Xenophobia in Spain against the Catalans

Dear Sir,

The 2010 ruling of the Spanish Constitutional Court that modified the Catalan Statute of Autonomy approved by referendum in 2006 opened the door to the major crisis that Spain is experiencing today. The support of a majority of Catalans for the independence of Catalonia is the answer to that arbitrary ruling. None of the Spanish parties - neither right nor left - have provided any solution. 

On the contrary, they have chosen to repress the unilateral referendum called by the Catalan regional Government in 2017 and to dismiss the Government and persecute its leaders, including its president, Carles Puigdemont (now exiled in Belgium).

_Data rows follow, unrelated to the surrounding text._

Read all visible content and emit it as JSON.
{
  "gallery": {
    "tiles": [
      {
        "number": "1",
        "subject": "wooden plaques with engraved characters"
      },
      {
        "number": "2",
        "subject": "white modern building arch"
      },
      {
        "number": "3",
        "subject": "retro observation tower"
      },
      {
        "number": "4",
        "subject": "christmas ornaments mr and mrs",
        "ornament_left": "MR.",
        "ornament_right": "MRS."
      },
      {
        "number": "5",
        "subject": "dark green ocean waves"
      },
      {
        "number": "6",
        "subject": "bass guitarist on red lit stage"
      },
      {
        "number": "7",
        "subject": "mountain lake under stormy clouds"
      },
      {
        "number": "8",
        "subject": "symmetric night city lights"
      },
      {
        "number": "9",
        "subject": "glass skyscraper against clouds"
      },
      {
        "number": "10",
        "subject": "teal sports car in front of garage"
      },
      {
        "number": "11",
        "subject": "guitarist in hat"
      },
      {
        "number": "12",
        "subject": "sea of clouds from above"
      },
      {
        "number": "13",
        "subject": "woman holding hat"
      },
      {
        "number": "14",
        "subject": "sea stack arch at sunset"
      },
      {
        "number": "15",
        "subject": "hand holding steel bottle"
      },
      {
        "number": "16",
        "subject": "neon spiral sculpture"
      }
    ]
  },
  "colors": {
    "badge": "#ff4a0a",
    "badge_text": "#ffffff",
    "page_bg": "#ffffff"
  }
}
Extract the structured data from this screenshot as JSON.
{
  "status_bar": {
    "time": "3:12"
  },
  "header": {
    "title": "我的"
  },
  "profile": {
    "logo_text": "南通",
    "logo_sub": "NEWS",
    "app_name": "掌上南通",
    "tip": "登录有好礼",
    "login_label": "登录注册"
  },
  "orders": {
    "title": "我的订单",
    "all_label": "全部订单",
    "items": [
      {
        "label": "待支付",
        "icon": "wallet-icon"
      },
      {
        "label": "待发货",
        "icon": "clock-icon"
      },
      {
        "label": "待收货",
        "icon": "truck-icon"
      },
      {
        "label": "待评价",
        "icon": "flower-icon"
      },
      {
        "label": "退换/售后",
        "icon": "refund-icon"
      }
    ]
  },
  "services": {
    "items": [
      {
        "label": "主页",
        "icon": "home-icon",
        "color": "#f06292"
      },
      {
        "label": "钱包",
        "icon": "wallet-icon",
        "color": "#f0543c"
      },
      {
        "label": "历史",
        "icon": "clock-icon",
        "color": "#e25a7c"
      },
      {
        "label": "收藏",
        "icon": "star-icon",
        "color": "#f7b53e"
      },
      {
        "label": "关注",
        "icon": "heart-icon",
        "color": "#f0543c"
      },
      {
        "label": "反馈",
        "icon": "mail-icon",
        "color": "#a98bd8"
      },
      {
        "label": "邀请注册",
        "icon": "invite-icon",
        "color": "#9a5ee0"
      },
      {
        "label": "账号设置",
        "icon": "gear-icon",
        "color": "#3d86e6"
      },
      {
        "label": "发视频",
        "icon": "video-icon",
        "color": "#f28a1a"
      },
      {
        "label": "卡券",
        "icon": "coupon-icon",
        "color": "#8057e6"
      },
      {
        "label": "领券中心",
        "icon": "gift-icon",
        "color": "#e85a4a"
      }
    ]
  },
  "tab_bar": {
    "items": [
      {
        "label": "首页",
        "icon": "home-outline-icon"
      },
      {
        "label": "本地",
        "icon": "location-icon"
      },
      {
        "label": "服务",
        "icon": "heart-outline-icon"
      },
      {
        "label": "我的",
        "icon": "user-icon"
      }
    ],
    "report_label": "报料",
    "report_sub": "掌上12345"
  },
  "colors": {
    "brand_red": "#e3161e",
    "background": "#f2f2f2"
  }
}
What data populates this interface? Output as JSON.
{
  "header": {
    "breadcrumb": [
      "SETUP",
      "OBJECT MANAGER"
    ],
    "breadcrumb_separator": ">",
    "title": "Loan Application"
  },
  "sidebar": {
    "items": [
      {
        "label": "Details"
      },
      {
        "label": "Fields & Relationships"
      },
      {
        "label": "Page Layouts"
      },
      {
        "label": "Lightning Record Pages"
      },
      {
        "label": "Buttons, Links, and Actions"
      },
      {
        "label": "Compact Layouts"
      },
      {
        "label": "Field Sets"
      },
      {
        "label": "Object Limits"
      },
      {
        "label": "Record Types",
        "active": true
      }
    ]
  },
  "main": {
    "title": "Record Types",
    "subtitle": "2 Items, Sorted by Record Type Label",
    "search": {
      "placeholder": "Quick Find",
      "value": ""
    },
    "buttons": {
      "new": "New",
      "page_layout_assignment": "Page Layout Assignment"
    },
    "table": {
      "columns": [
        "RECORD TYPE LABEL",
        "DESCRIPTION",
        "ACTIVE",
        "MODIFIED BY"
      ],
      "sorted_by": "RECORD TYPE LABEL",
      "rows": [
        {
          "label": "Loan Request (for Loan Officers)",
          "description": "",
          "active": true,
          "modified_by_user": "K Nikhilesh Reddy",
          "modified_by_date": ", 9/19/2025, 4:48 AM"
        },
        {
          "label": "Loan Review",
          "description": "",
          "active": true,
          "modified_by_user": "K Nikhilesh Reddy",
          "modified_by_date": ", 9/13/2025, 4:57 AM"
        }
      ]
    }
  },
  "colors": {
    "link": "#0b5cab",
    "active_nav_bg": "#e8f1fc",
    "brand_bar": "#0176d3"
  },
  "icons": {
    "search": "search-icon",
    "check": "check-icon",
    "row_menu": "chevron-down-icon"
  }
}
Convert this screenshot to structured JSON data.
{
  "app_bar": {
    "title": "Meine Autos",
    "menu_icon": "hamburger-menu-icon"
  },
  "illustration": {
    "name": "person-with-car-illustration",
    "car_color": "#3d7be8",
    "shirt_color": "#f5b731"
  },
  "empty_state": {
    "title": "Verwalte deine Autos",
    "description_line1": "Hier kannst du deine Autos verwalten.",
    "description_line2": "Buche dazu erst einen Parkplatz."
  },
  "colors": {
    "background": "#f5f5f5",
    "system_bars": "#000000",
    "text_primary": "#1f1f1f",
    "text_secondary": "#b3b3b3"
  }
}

The repression has given wings to extremists, nostalgic for the old Francoist dictatorship. As in other parts of the world, xenophobic attitudes against the Catalans are commonplace. The latest example is the decision of the inhabitants of an Andalusian village, Coripe, in the province of Seville, who - on the occasion of Easter and with the support of the local socialist mayor - have decided to use an anti-Semitic religious demonstration (bafflingly declared of national tourist interest) that reenacts the symbolic lynching of Judas to burn and shoot a dummy representing the Catalan president in exile Carles Puigdemont.

The extreme right is taking over Europe and the world - including Spain. It is taking advantage of the process of Catalan secession to curtail fundamental rights, persecute people and imprison them, and anathematize the Catalans. The Spain of old is being reborn amid the indifference of the traditional monarchist parties, while Catalans, on the other hand, are demanding a resolution to the conflict with an agreed referendum on self-determination.

Agustí Colomines i Companys

(Lecturer of Contemporary History at the

University of Barcelona)